1. The appellant sought to execute a decree and the respondents pleaded an adjustment which had not been certified under Order XXI, Rule 2. It appears that after the decree had been passed and while an appeal was pending, the parties met together and arranged a settlement of all their outstanding disputes and one of the terms of that settlement was that the decree which had been obtained should be cancelled and that the adjustment should be certified in Court in the appeal. This apparently was not done but the appeal was dismissed as having been withdrawn.
2. It is argued that the adjustment is a predecretal arrangement which could be proved in bar of execution and the respondent quotes a decision of Curgenven, J., in Narayanan Nambudri v. Damodaran Nambudri A I R 1931 Mad. 26 : 120 Ind. Cas. 187 : Ind. Rul. (1931) Mad. 363, in support of the proposition that when an arrangement is come to while an appeal is pending, that arrangement is not one which requires to be certified under Order XXI, Rule 2, and can be regarded as a predecretal arrangement. It is true that Curgenven, J., does in the case referred to treat an arrangement come to at the second appellate stage and actually alter the second appellate decree had been passed (though the parties were not aware of its passing) as a predecretal arrangement. No authority is quoted for the view that an arrangement entered into during the pendency of an appeal is predecretal and the learned Judge does not lay it down as a general proposition that no adjustment entered into after a decree was passed and while an appeal is pending requires to be certified under Order XXI, Rule 2. I find it very difficult to appreciate the basis of that decision and all I would say is that, with all respect, it seems to me apparent that when there is an executable decree and an adjustment of that decree, Order XXI, Rule 2, requires that adjustment to be certified, quite regardless of whether there is or is not an appeal pending against that decree; for the fact that an appeal is pending does not prevent the lower Court's decree from being executed and if any adjustment is come to after the decree and before the decision of the appeal and is not certified or recorded as required under Order XXI, Rule 2, the Court in my opinion, is debarred by Sub-rule 3, from recognising such an adjustment. This really disposes of that present case.

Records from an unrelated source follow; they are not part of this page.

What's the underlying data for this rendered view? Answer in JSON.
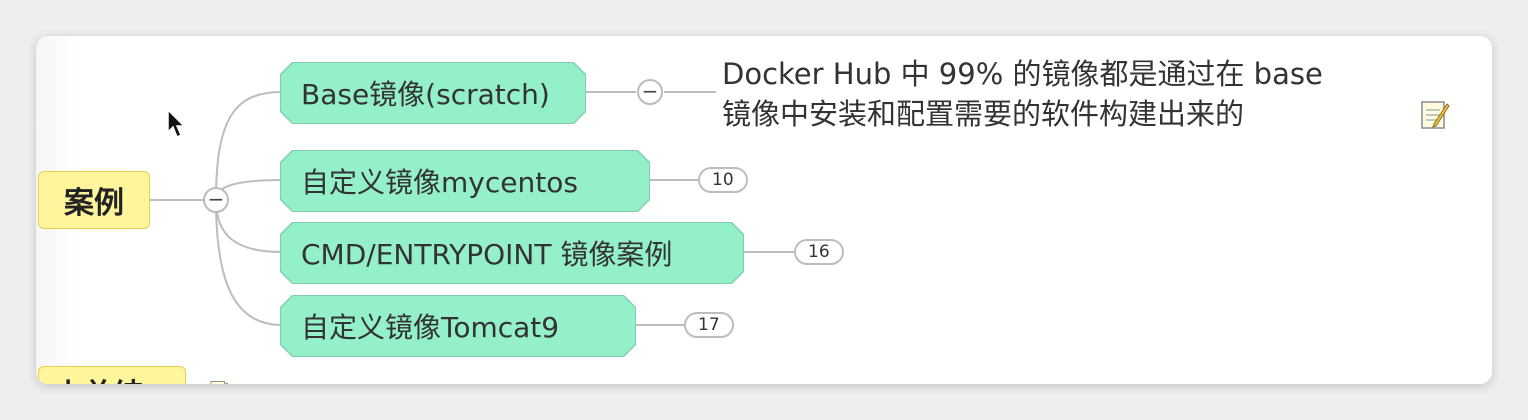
{
  "mindmap": {
    "root": {
      "label": "案例"
    },
    "root_toggle": "−",
    "branches": [
      {
        "label": "Base镜像(scratch)",
        "toggle": "−",
        "note": "Docker Hub 中 99% 的镜像都是通过在 base\n镜像中安装和配置需要的软件构建出来的",
        "note_icon": "note-icon"
      },
      {
        "label": "自定义镜像mycentos",
        "count": "10"
      },
      {
        "label": "CMD/ENTRYPOINT 镜像案例",
        "count": "16"
      },
      {
        "label": "自定义镜像Tomcat9",
        "count": "17"
      }
    ],
    "next_root": {
      "label": "小总结",
      "icon": "note-icon"
    }
  },
  "colors": {
    "root_fill": "#fff59d",
    "node_fill": "#94f0c8",
    "line": "#bbbbbb"
  }
}
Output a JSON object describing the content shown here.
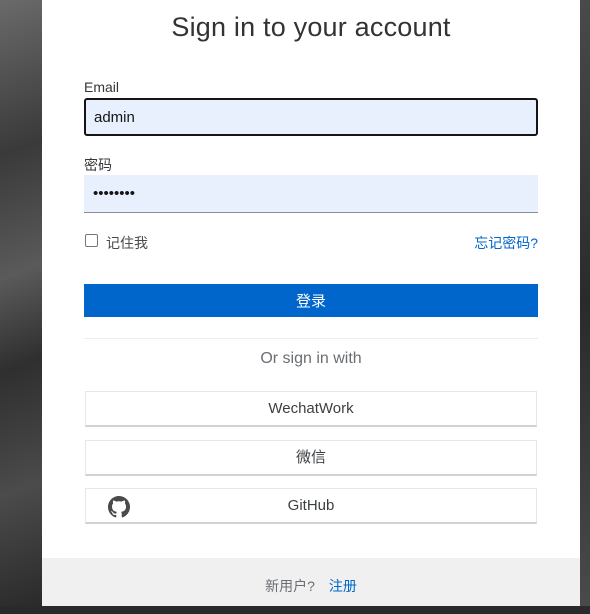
{
  "page": {
    "title": "Sign in to your account"
  },
  "form": {
    "email_label": "Email",
    "email_value": "admin",
    "password_label": "密码",
    "password_value": "••••••••",
    "remember_label": "记住我",
    "forgot_label": "忘记密码?",
    "login_label": "登录"
  },
  "social": {
    "title": "Or sign in with",
    "providers": [
      {
        "label": "WechatWork"
      },
      {
        "label": "微信"
      },
      {
        "label": "GitHub",
        "icon": "github-icon"
      }
    ]
  },
  "footer": {
    "new_user_text": "新用户?",
    "register_label": "注册"
  },
  "colors": {
    "primary": "#0066cc",
    "input_bg": "#e8f0fe"
  }
}
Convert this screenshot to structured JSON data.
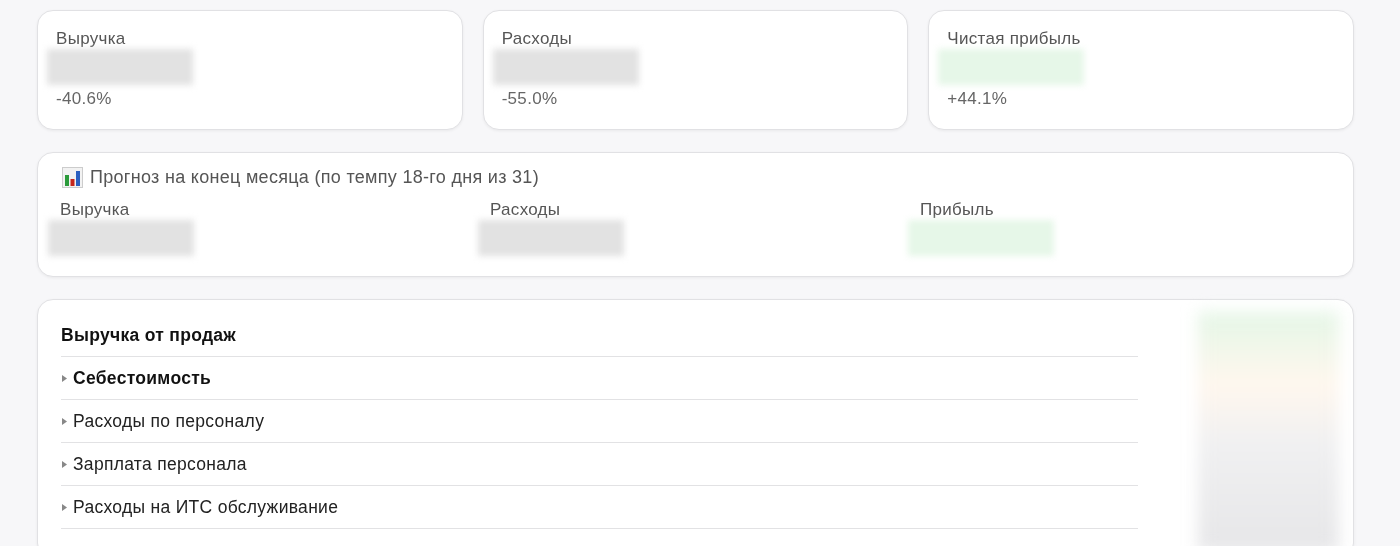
{
  "summary_cards": [
    {
      "label": "Выручка",
      "color": "#e2e2e2",
      "change": "-40.6%"
    },
    {
      "label": "Расходы",
      "color": "#e2e2e2",
      "change": "-55.0%"
    },
    {
      "label": "Чистая прибыль",
      "color": "#e6f7e8",
      "change": "+44.1%"
    }
  ],
  "forecast": {
    "title": "Прогноз на конец месяца (по темпу 18-го дня из 31)",
    "items": [
      {
        "label": "Выручка",
        "color": "#e2e2e2"
      },
      {
        "label": "Расходы",
        "color": "#e2e2e2"
      },
      {
        "label": "Прибыль",
        "color": "#e6f7e8"
      }
    ]
  },
  "report": {
    "rows": [
      {
        "kind": "header",
        "label": "Выручка от продаж"
      },
      {
        "kind": "group",
        "label": "Себестоимость",
        "expanded": false
      },
      {
        "kind": "item",
        "label": "Расходы по персоналу",
        "expanded": false
      },
      {
        "kind": "item",
        "label": "Зарплата персонала",
        "expanded": false
      },
      {
        "kind": "item",
        "label": "Расходы на ИТС обслуживание",
        "expanded": false
      }
    ]
  }
}
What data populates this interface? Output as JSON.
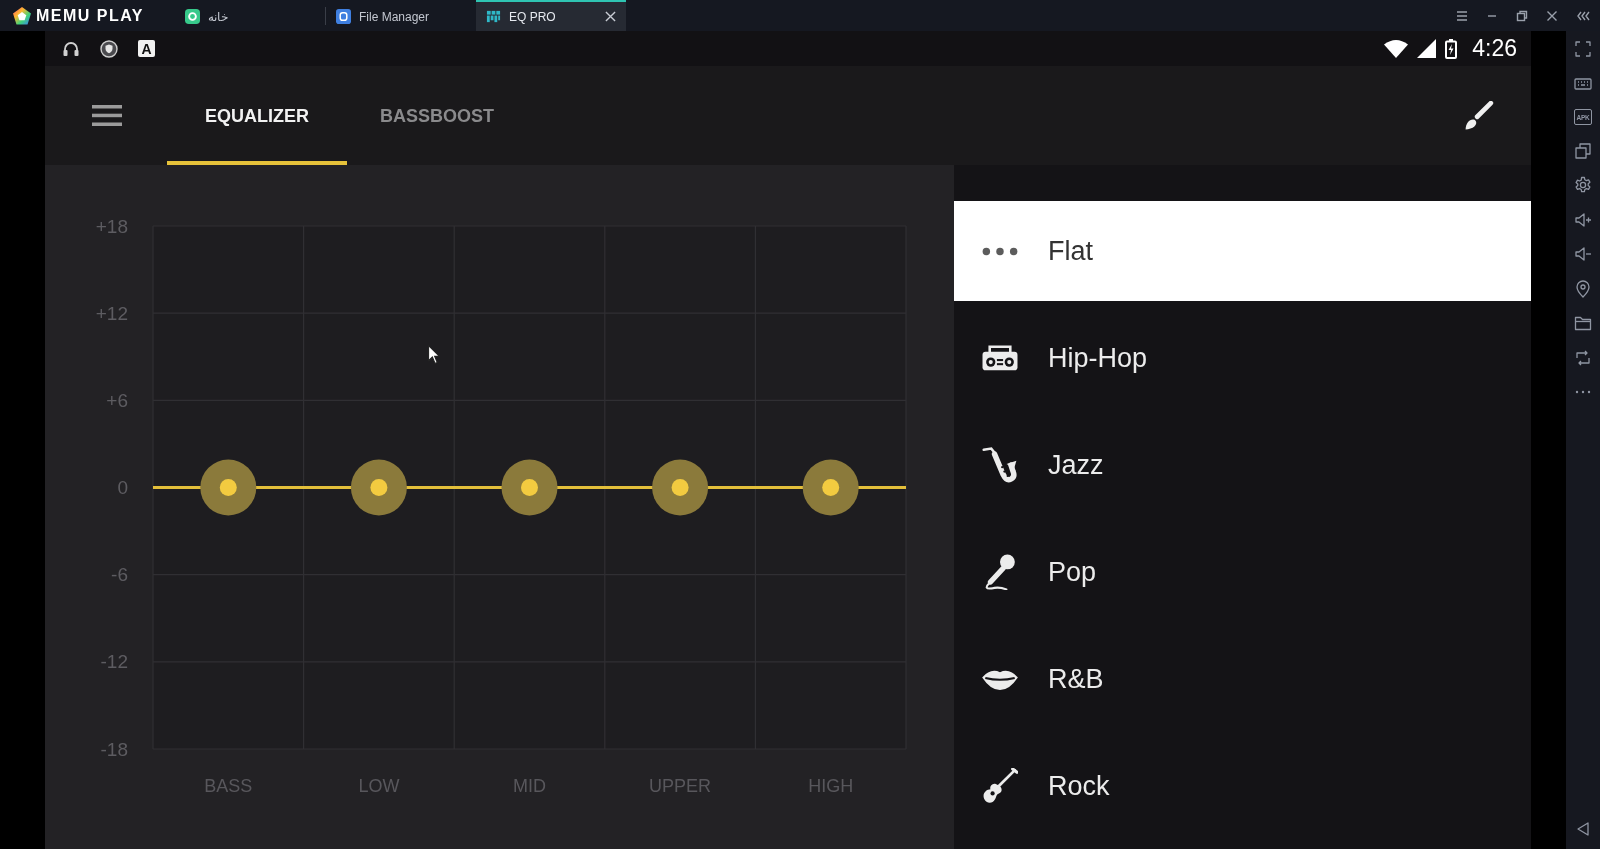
{
  "emulator": {
    "brand": "MEMU PLAY",
    "tabs": [
      {
        "label": "خانه",
        "selected": false
      },
      {
        "label": "File Manager",
        "selected": false
      },
      {
        "label": "EQ PRO",
        "selected": true
      }
    ],
    "sidebar": {
      "apk_label": "APK"
    }
  },
  "status_bar": {
    "notification_letter": "A",
    "time": "4:26"
  },
  "app_bar": {
    "tabs": [
      {
        "label": "EQUALIZER",
        "selected": true
      },
      {
        "label": "BASSBOOST",
        "selected": false
      }
    ]
  },
  "equalizer": {
    "chart_data": {
      "type": "line",
      "categories": [
        "BASS",
        "LOW",
        "MID",
        "UPPER",
        "HIGH"
      ],
      "values": [
        0,
        0,
        0,
        0,
        0
      ],
      "ylim": [
        -18,
        18
      ],
      "yticks": [
        -18,
        -12,
        -6,
        0,
        {
          "value": 6,
          "label": "+6"
        },
        {
          "value": 12,
          "label": "+12"
        },
        {
          "value": 18,
          "label": "+18"
        }
      ],
      "grid": true,
      "marker": "circle"
    }
  },
  "presets": [
    {
      "label": "Flat",
      "selected": true
    },
    {
      "label": "Hip-Hop",
      "selected": false
    },
    {
      "label": "Jazz",
      "selected": false
    },
    {
      "label": "Pop",
      "selected": false
    },
    {
      "label": "R&B",
      "selected": false
    },
    {
      "label": "Rock",
      "selected": false
    }
  ]
}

3. But with reference to the observations of the lower Appellate Court I may briefly state that in my opinion, the adjustment in question is also bad because it purports to bind a minor and was not approved by the Court and I cannot accept the learned Subordinate Judge's distinction between the compromise of a suit and the compromise of an appeal. Apparently when in an appeal there is a compromise, a term of which is that the lower Court's decree shall be nullified, the learned Subordinate Judge would hold that there is no compromise of the appeal. I would only say that I cannot follow this reasoning. If there were not a compromise of the appeal, the appeal would go on; if however, the parties have come to an agreement to settle the appeal on certain terms which put an end to it, such a settlement, if it affects the interests of a minor, must under Order XXXII, Rule 7, be subject to the leave of the Court. I, therefore, allow the appeal with costs throughout and order that the decree shall be transferred to the Court of the District Munsif of Kovvur for execution.
4. Leave to appeal is refused.